▸ Work task: Could the data below be copied out in full, word for word?

(Records from a data collection)
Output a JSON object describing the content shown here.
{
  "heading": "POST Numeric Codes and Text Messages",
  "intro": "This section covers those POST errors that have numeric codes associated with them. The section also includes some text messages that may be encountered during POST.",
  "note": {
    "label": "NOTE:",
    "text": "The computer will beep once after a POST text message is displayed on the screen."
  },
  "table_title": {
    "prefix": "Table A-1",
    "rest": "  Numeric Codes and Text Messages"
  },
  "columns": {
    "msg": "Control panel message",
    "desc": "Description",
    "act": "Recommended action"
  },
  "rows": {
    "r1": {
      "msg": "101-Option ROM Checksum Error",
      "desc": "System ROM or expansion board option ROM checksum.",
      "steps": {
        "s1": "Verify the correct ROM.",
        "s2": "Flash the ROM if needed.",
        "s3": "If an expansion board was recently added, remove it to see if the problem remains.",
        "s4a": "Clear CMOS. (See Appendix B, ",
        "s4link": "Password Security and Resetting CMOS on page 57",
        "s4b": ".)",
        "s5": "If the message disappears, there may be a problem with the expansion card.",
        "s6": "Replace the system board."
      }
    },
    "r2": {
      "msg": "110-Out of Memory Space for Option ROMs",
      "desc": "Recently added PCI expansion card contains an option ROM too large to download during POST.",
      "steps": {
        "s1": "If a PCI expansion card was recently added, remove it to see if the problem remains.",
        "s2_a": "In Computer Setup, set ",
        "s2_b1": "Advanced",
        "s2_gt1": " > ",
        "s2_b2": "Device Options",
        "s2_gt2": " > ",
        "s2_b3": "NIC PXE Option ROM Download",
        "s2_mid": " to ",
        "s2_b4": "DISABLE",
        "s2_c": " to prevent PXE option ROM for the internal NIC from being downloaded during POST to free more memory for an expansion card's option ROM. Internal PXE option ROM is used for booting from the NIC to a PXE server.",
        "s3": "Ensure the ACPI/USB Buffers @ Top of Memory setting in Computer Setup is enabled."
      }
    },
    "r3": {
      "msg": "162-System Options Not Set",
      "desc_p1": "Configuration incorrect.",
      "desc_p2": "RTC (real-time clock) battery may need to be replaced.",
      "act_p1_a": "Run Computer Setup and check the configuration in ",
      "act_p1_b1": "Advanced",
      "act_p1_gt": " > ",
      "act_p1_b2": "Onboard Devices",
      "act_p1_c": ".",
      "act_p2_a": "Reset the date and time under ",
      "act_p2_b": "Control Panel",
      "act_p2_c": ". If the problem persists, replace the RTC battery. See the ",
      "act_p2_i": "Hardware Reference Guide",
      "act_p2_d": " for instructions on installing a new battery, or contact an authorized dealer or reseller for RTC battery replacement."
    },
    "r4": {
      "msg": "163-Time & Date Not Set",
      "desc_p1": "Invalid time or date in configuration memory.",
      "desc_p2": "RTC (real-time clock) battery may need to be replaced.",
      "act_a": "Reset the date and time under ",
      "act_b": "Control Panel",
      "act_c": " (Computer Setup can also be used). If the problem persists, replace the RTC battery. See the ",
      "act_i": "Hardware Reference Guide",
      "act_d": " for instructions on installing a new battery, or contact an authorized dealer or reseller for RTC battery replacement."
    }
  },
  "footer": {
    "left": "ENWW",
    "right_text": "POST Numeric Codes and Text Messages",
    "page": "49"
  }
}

▸ Answer area:
Output a JSON object describing the content shown here.
{
  "heading": "POST Numeric Codes and Text Messages",
  "intro": "This section covers those POST errors that have numeric codes associated with them. The section also includes some text messages that may be encountered during POST.",
  "note": {
    "label": "NOTE:",
    "text": "The computer will beep once after a POST text message is displayed on the screen."
  },
  "table_title": {
    "prefix": "Table A-1",
    "rest": "  Numeric Codes and Text Messages"
  },
  "columns": {
    "msg": "Control panel message",
    "desc": "Description",
    "act": "Recommended action"
  },
  "rows": {
    "r1": {
      "msg": "101-Option ROM Checksum Error",
      "desc": "System ROM or expansion board option ROM checksum.",
      "steps": {
        "s1": "Verify the correct ROM.",
        "s2": "Flash the ROM if needed.",
        "s3": "If an expansion board was recently added, remove it to see if the problem remains.",
        "s4a": "Clear CMOS. (See Appendix B, ",
        "s4link": "Password Security and Resetting CMOS on page 57",
        "s4b": ".)",
        "s5": "If the message disappears, there may be a problem with the expansion card.",
        "s6": "Replace the system board."
      }
    },
    "r2": {
      "msg": "110-Out of Memory Space for Option ROMs",
      "desc": "Recently added PCI expansion card contains an option ROM too large to download during POST.",
      "steps": {
        "s1": "If a PCI expansion card was recently added, remove it to see if the problem remains.",
        "s2_a": "In Computer Setup, set ",
        "s2_b1": "Advanced",
        "s2_gt1": " > ",
        "s2_b2": "Device Options",
        "s2_gt2": " > ",
        "s2_b3": "NIC PXE Option ROM Download",
        "s2_mid": " to ",
        "s2_b4": "DISABLE",
        "s2_c": " to prevent PXE option ROM for the internal NIC from being downloaded during POST to free more memory for an expansion card's option ROM. Internal PXE option ROM is used for booting from the NIC to a PXE server.",
        "s3": "Ensure the ACPI/USB Buffers @ Top of Memory setting in Computer Setup is enabled."
      }
    },
    "r3": {
      "msg": "162-System Options Not Set",
      "desc_p1": "Configuration incorrect.",
      "desc_p2": "RTC (real-time clock) battery may need to be replaced.",
      "act_p1_a": "Run Computer Setup and check the configuration in ",
      "act_p1_b1": "Advanced",
      "act_p1_gt": " > ",
      "act_p1_b2": "Onboard Devices",
      "act_p1_c": ".",
      "act_p2_a": "Reset the date and time under ",
      "act_p2_b": "Control Panel",
      "act_p2_c": ". If the problem persists, replace the RTC battery. See the ",
      "act_p2_i": "Hardware Reference Guide",
      "act_p2_d": " for instructions on installing a new battery, or contact an authorized dealer or reseller for RTC battery replacement."
    },
    "r4": {
      "msg": "163-Time & Date Not Set",
      "desc_p1": "Invalid time or date in configuration memory.",
      "desc_p2": "RTC (real-time clock) battery may need to be replaced.",
      "act_a": "Reset the date and time under ",
      "act_b": "Control Panel",
      "act_c": " (Computer Setup can also be used). If the problem persists, replace the RTC battery. See the ",
      "act_i": "Hardware Reference Guide",
      "act_d": " for instructions on installing a new battery, or contact an authorized dealer or reseller for RTC battery replacement."
    }
  },
  "footer": {
    "left": "ENWW",
    "right_text": "POST Numeric Codes and Text Messages",
    "page": "49"
  }
}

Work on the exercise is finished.